Research links single gene to female infertility

Gene link to female infertility

Loss of a single gene could be enough to cause female infertility, with research identifying that women won’t make eggs without the protein it produces.

Professor Vincent Harley and Dr. Stefan Bagheri-Fam are investigating the mechanisms underlying infertility, focusing on factors that promote development of the eggs in the ovary and sperm in the testes.

Their latest research, published in the journal Endocrinology, identifies a novel ovarian protein, FGFR2C, that is required for the development of the eggs within the ovary.

Gene key to female infertility

The team modified the FGFR2c gene in mice to produce a non-functional FGFR2c protein. In those mice no eggs were produced.

Bagheri-Fam said a non-functional FGFR2c protein in female mice results in an absence of primordial germ cells, the precursors of the eggs. “This means that mutations in the FGFR2c gene might underly infertility in women,” he said.

“Our study may improve the clinical diagnosis and treatment of infertility in women,” says Harley.

However, there was another, equally interesting finding that came when the team also disabled another gene, FOXL2, which was thought to have an important role in egg production.

“Intriguingly and unexpectedly, the simultaneous loss of ovarian proteins FGFR2c and FOXL2 restores the number of egg precursors.”

Improving diagnosis and treatment

Harley said FGFR2c appears to be a key to healthy functioning of ovaries, which are the breeding grounds for the developing eggs by giving them structural and nutritional support.

“This study is the first to show an important role for FGFR2c in the maintenance of egg precursors within the developing ovary and identifies FOXL2 as a negative regulator of primordial germ cell development,” Harley said.

“This suggests completely new mechanisms involving FOXL2 as a negative regulator in the early stages of egg development in females.
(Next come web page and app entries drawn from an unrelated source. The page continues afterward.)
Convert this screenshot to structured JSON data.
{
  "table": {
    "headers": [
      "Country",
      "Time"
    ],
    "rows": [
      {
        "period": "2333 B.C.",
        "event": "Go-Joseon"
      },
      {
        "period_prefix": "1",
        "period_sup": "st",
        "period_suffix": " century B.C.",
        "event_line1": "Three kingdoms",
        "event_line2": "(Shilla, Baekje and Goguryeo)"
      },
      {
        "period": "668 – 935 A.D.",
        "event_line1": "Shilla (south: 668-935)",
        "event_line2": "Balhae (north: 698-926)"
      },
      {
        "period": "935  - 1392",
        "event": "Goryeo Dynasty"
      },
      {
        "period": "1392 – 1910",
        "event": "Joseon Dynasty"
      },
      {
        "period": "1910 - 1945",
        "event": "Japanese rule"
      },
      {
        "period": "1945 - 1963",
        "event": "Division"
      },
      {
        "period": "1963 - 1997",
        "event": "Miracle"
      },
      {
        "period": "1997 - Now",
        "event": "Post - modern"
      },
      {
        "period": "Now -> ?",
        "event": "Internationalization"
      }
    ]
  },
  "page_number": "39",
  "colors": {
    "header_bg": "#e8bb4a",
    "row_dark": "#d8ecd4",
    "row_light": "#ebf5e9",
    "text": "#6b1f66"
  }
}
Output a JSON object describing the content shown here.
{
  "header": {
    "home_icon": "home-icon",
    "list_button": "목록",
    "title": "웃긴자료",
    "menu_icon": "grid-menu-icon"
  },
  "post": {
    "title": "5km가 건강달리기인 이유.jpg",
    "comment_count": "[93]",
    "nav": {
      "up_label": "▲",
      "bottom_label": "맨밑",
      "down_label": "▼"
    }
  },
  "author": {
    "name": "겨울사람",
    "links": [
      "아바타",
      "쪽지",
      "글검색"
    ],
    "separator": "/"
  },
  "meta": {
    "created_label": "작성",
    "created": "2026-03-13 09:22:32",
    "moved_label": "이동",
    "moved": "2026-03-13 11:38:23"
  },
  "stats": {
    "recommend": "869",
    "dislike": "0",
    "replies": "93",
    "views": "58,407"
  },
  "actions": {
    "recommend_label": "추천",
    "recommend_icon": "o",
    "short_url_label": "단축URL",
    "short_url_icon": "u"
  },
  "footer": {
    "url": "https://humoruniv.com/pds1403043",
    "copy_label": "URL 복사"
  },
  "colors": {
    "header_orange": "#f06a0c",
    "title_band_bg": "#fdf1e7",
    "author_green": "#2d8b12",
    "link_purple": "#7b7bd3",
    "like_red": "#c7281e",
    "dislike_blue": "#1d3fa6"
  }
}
Through the insights uncovered in this work we hope to improve the clinical diagnosis and treatment of infertility in women.”

More information:
Anthony D Bird et al, Somatic FGFR2 is Required for Germ Cell Maintenance in the Mouse Ovary, Endocrinology (2023). DOI: 10.1210/endocr/bqad031

Journal information:

Source: Read Full Article